Did Hershey’s Run an Illegal Lottery?
It’s a regular occurrence to see sweepstakes advertised when you shop – especially on product packaging. This is exactly what consumers saw on packages of Reese’s Peanut Butter Cups stating, “You Could Win $25,000” accompanied by, “SEE DETAILS INSIDE” written in smaller, but still very visible, print. It stands to reason that the only way to see inside the package is to buy it first.
Is this a big deal or an actual legal concern? After all, the cost of this product is less than $2.00 which is very little to shell out for the chance to win a decent amount of money. But here is the thing: sweepstakes are highly regulated to prevent purchase entry methods from seeing the light of day. Entering a sweepstakes by making a purchase for the chance to win a prize is fraught with inherent unfairness because it has the potential to favor only those who can afford to play. Plus, the flow of profits goes back to the sponsor (i.e. Hershey’s Co.) which raises legitimate questions about the brand’s reason for running a sweepstakes in the first place.
Who Regulates Sweepstakes and Lotteries?
Three federal agencies – the Federal Trade Commission (FTC), the Federal Communications Commission (FCC), and the U.S. Postal Service – enforce laws governing sweepstakes. State regulatory agencies, in addition to Attorneys General, also keep an eye on sweepstakes and can enforce stringent repercussions. In this case, Edgar Dworsky, who is a former assistant Attorney General in Massachusetts, has questioned the legality of this sweepstakes. Hershey’s Co., could end up being fined or even banned from running sweepstakes if a case is brought against them and won in the court of law.
Why are Sweepstakes and Lotteries Regulated?
The reason safeguards for sweepstakes, which are also classified as “games of chance,” exist is to ensure consumers are not misled, prizes are dutifully awarded, and to prevent companies from running illegal lotteries. By failing to put “No Purchase Necessary” and details on where to enter without buying Reese’s Peanut Butter Cups, Hershey’s Co., blurred the line between running a legal sweepstakes versus an illegal lottery.
It’s not that lotteries are illegal in the United States. It’s that the only entity that can legally operate a lottery is a state government. We know our early founders and legislators often gambled, participated in sweepstakes, and even authorized lotteries to fund schools and roads. However, for hundreds of years, the legality of lotteries has ebbed and flowed – with good reason because of the ethical and moral issues involved. By 1895 the corruption surrounding lotteries was so vast, they were prohibited. New Hampshire was the first to offer a state lottery in 1964 and as recently as 2019 Mississippi also legalized this form of gambling. As of today, only a handful of states (Alabama, Utah, Alaska, Hawaii, and Nevada) have refrained from legalizing a state-run lottery.
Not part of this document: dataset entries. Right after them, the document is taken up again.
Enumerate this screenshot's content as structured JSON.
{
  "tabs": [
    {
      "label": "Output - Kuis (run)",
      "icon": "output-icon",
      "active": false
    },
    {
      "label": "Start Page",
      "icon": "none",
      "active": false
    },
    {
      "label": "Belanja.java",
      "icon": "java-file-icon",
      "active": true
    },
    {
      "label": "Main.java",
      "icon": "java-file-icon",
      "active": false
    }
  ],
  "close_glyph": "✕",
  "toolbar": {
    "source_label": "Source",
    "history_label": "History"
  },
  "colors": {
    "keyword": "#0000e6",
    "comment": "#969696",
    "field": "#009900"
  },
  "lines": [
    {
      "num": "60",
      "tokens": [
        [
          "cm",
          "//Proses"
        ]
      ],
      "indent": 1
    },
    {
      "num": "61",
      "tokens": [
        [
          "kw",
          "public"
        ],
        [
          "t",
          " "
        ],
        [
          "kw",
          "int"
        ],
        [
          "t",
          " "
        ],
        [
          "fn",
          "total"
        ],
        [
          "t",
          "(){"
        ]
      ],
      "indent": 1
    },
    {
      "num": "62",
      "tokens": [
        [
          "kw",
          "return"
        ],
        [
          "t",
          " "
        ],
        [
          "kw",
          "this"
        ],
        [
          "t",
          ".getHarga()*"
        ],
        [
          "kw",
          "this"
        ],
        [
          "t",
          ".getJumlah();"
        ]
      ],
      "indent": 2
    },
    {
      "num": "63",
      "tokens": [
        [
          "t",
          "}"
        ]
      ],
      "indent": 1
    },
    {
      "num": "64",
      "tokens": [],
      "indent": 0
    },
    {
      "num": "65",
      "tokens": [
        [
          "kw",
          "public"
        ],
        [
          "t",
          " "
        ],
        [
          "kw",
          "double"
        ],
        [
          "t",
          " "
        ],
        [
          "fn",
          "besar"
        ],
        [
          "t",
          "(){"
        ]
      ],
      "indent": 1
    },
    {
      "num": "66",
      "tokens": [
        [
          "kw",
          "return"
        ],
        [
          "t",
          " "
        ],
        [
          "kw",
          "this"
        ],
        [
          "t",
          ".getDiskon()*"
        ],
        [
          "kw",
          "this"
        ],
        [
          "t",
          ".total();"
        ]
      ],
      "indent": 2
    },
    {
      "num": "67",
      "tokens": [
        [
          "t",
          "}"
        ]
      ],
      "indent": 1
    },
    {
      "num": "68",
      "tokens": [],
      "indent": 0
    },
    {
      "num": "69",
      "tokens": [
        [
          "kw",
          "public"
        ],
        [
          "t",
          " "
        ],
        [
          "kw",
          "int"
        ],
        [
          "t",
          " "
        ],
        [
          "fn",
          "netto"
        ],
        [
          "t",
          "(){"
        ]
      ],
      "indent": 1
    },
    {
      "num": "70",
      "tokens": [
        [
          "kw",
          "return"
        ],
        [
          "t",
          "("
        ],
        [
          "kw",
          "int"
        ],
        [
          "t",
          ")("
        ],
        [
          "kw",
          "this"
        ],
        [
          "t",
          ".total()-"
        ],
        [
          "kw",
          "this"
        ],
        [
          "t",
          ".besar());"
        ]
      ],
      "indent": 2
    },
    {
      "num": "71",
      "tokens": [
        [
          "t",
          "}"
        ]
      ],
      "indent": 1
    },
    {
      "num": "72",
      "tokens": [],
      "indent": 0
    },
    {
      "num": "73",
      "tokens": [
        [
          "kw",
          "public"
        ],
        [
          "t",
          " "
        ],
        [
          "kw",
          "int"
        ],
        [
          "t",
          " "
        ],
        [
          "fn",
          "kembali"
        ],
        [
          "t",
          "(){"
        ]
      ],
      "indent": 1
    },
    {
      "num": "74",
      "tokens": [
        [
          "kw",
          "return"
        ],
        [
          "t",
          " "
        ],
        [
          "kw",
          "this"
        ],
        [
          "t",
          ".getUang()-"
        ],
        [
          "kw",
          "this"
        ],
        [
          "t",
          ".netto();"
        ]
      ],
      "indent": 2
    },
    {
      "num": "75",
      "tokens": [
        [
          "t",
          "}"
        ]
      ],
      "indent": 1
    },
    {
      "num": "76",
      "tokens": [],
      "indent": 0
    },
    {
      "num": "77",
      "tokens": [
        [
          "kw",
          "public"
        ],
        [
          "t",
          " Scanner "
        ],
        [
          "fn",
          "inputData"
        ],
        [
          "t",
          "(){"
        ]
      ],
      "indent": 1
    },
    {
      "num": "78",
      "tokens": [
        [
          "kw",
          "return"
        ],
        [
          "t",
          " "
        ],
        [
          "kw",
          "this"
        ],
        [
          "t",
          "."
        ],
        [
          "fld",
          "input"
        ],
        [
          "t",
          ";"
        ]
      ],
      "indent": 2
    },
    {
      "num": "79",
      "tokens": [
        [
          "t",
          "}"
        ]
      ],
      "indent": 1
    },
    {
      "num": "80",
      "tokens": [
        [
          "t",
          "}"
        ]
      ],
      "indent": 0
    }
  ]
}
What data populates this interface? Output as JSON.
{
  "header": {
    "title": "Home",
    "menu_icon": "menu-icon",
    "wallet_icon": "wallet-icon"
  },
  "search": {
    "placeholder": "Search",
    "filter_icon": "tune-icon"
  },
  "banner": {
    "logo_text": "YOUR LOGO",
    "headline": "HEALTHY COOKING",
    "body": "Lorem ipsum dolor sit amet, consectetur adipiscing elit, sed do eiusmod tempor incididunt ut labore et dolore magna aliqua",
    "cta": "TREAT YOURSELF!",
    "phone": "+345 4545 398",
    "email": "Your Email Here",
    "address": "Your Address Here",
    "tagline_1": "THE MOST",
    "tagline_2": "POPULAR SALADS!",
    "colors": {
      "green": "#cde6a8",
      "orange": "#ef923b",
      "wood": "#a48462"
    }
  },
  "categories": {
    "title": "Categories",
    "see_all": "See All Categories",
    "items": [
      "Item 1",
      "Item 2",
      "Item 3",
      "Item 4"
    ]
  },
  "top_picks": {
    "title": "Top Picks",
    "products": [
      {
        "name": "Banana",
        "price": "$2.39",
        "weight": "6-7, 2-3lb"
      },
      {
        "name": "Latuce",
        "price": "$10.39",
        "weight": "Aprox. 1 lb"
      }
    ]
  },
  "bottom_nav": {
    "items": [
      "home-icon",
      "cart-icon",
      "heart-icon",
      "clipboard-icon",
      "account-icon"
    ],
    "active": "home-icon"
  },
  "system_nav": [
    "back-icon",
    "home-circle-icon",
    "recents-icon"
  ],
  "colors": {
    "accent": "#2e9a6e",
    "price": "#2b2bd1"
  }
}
One reason why these states have not legalized lotteries stems from religious beliefs about the ethics of gambling. Another reason is to avoid competition; this is especially true in a state like Nevada where revenues from casinos would be diluted if convenience and grocery stores sold lottery tickets. One of the more compelling reasons to prevent the legalization of a lottery is because a disproportionate number of participants are from lower-income communities as found by the Howard Center for Investigative Journalism (read more about this at Mega Billions: The great lottery wealth transfer – CNS Maryland). The moral and ethical dilemmas surrounding lotteries are valid and explain why so many marketing dollars are spent touting the social good they accomplish.
What is an Illegal Lottery?
An illegal lottery is a promotional structure that includes three elements: chance, prize, and consideration.
- Chance means there is an opportunity to win via a random drawing or even matching a lucky number.
- The prize can range from a gift card to cash to a trip or even a new car.
- Consideration typically consists of an entry fee but can also be a substantial amount of effort or time.
To successfully run a sweepstakes instead of an illegal lottery, one of the preceding three elements must be eliminated. The “see details inside” language on the packaging can only be done if the item is purchased. There were claims from Hershey Co. that the packaging contained QR codes with more information on how to enter without a purchase but QR codes were not found on the product after a spot check was done. Also, we posit that a QR code is not sufficient to indicate in a meaningful and transparent way that details about how to enter for free can be located by following it.
Is the FTC Investigating the Reese’s Sweepstakes?
At this time, the FTC has not confirmed or denied an investigation against Hershey Co. We will continue to watch this topic to see what happens next. In the meantime, always clearly state how people can enter for free if a purchase element is part of your sweepstakes. We never want our clients to encounter legal friction when they run a sweepstakes; even if there is no formal lawsuit or penalties issued, being a poster child for something that runs askew to what might be legal isn’t an ideal experience for any brand. Particularly in this day and age when inflation and corporate greed continue to be hot topics on the minds of consumers. A sweepstakes is supposed to engage consumers and elevate brand trust instead of alienating consumers and eroding brand trust.